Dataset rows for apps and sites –
★ ★ ★ ★ ★ ★ ★

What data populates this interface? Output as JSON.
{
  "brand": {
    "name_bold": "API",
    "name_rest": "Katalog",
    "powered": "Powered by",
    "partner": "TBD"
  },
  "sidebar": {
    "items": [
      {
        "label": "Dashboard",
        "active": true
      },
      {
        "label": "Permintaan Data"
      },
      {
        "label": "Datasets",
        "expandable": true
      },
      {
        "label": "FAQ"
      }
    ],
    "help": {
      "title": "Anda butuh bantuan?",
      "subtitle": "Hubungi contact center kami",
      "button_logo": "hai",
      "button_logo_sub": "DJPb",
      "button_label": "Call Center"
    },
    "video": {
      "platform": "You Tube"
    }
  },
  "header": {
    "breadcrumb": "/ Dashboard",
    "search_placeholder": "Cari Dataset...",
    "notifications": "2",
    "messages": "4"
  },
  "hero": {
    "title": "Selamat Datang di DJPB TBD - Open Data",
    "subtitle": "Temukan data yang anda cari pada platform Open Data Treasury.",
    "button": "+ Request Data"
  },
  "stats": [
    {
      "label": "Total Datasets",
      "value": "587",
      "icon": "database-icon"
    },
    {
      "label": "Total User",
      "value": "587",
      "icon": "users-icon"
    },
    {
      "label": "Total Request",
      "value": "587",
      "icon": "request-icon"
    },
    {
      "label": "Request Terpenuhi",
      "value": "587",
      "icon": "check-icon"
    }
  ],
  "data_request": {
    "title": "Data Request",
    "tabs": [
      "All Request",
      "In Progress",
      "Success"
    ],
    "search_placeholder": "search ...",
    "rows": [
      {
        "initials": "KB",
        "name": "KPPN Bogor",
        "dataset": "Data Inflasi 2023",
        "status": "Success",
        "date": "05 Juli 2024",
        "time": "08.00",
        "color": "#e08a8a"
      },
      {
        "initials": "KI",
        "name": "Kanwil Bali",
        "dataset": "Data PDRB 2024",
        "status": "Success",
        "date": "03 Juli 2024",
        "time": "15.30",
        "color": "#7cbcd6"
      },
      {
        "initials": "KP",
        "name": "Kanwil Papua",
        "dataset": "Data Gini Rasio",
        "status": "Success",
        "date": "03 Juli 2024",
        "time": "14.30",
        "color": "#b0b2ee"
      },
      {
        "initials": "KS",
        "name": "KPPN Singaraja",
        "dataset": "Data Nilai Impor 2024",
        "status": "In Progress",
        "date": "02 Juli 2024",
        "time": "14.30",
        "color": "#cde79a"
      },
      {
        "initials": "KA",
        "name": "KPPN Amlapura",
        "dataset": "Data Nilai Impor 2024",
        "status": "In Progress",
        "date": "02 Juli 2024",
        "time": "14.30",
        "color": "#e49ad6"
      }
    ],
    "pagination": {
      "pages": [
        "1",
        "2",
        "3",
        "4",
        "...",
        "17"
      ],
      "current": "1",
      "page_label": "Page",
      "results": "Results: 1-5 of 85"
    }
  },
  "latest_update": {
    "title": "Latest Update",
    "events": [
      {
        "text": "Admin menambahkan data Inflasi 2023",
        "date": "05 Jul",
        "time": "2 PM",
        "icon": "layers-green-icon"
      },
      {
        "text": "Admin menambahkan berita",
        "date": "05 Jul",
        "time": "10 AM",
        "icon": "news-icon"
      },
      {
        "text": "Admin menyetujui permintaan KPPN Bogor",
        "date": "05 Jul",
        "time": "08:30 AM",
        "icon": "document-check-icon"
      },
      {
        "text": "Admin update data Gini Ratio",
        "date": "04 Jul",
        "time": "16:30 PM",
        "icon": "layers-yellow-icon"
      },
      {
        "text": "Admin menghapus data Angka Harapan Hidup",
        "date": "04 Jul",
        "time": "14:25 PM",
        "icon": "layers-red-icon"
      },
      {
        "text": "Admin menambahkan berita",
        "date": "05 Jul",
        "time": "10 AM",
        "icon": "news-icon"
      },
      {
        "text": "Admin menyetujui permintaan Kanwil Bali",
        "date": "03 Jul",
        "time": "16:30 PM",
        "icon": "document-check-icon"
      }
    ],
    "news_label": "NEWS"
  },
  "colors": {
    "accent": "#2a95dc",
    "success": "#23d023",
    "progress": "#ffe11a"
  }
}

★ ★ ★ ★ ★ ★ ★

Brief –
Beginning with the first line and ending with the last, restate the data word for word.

Result below –
What data populates this interface? Output as JSON.
{
  "brand": {
    "name_bold": "API",
    "name_rest": "Katalog",
    "powered": "Powered by",
    "partner": "TBD"
  },
  "sidebar": {
    "items": [
      {
        "label": "Dashboard",
        "active": true
      },
      {
        "label": "Permintaan Data"
      },
      {
        "label": "Datasets",
        "expandable": true
      },
      {
        "label": "FAQ"
      }
    ],
    "help": {
      "title": "Anda butuh bantuan?",
      "subtitle": "Hubungi contact center kami",
      "button_logo": "hai",
      "button_logo_sub": "DJPb",
      "button_label": "Call Center"
    },
    "video": {
      "platform": "You Tube"
    }
  },
  "header": {
    "breadcrumb": "/ Dashboard",
    "search_placeholder": "Cari Dataset...",
    "notifications": "2",
    "messages": "4"
  },
  "hero": {
    "title": "Selamat Datang di DJPB TBD - Open Data",
    "subtitle": "Temukan data yang anda cari pada platform Open Data Treasury.",
    "button": "+ Request Data"
  },
  "stats": [
    {
      "label": "Total Datasets",
      "value": "587",
      "icon": "database-icon"
    },
    {
      "label": "Total User",
      "value": "587",
      "icon": "users-icon"
    },
    {
      "label": "Total Request",
      "value": "587",
      "icon": "request-icon"
    },
    {
      "label": "Request Terpenuhi",
      "value": "587",
      "icon": "check-icon"
    }
  ],
  "data_request": {
    "title": "Data Request",
    "tabs": [
      "All Request",
      "In Progress",
      "Success"
    ],
    "search_placeholder": "search ...",
    "rows": [
      {
        "initials": "KB",
        "name": "KPPN Bogor",
        "dataset": "Data Inflasi 2023",
        "status": "Success",
        "date": "05 Juli 2024",
        "time": "08.00",
        "color": "#e08a8a"
      },
      {
        "initials": "KI",
        "name": "Kanwil Bali",
        "dataset": "Data PDRB 2024",
        "status": "Success",
        "date": "03 Juli 2024",
        "time": "15.30",
        "color": "#7cbcd6"
      },
      {
        "initials": "KP",
        "name": "Kanwil Papua",
        "dataset": "Data Gini Rasio",
        "status": "Success",
        "date": "03 Juli 2024",
        "time": "14.30",
        "color": "#b0b2ee"
      },
      {
        "initials": "KS",
        "name": "KPPN Singaraja",
        "dataset": "Data Nilai Impor 2024",
        "status": "In Progress",
        "date": "02 Juli 2024",
        "time": "14.30",
        "color": "#cde79a"
      },
      {
        "initials": "KA",
        "name": "KPPN Amlapura",
        "dataset": "Data Nilai Impor 2024",
        "status": "In Progress",
        "date": "02 Juli 2024",
        "time": "14.30",
        "color": "#e49ad6"
      }
    ],
    "pagination": {
      "pages": [
        "1",
        "2",
        "3",
        "4",
        "...",
        "17"
      ],
      "current": "1",
      "page_label": "Page",
      "results": "Results: 1-5 of 85"
    }
  },
  "latest_update": {
    "title": "Latest Update",
    "events": [
      {
        "text": "Admin menambahkan data Inflasi 2023",
        "date": "05 Jul",
        "time": "2 PM",
        "icon": "layers-green-icon"
      },
      {
        "text": "Admin menambahkan berita",
        "date": "05 Jul",
        "time": "10 AM",
        "icon": "news-icon"
      },
      {
        "text": "Admin menyetujui permintaan KPPN Bogor",
        "date": "05 Jul",
        "time": "08:30 AM",
        "icon": "document-check-icon"
      },
      {
        "text": "Admin update data Gini Ratio",
        "date": "04 Jul",
        "time": "16:30 PM",
        "icon": "layers-yellow-icon"
      },
      {
        "text": "Admin menghapus data Angka Harapan Hidup",
        "date": "04 Jul",
        "time": "14:25 PM",
        "icon": "layers-red-icon"
      },
      {
        "text": "Admin menambahkan berita",
        "date": "05 Jul",
        "time": "10 AM",
        "icon": "news-icon"
      },
      {
        "text": "Admin menyetujui permintaan Kanwil Bali",
        "date": "03 Jul",
        "time": "16:30 PM",
        "icon": "document-check-icon"
      }
    ],
    "news_label": "NEWS"
  },
  "colors": {
    "accent": "#2a95dc",
    "success": "#23d023",
    "progress": "#ffe11a"
  }
}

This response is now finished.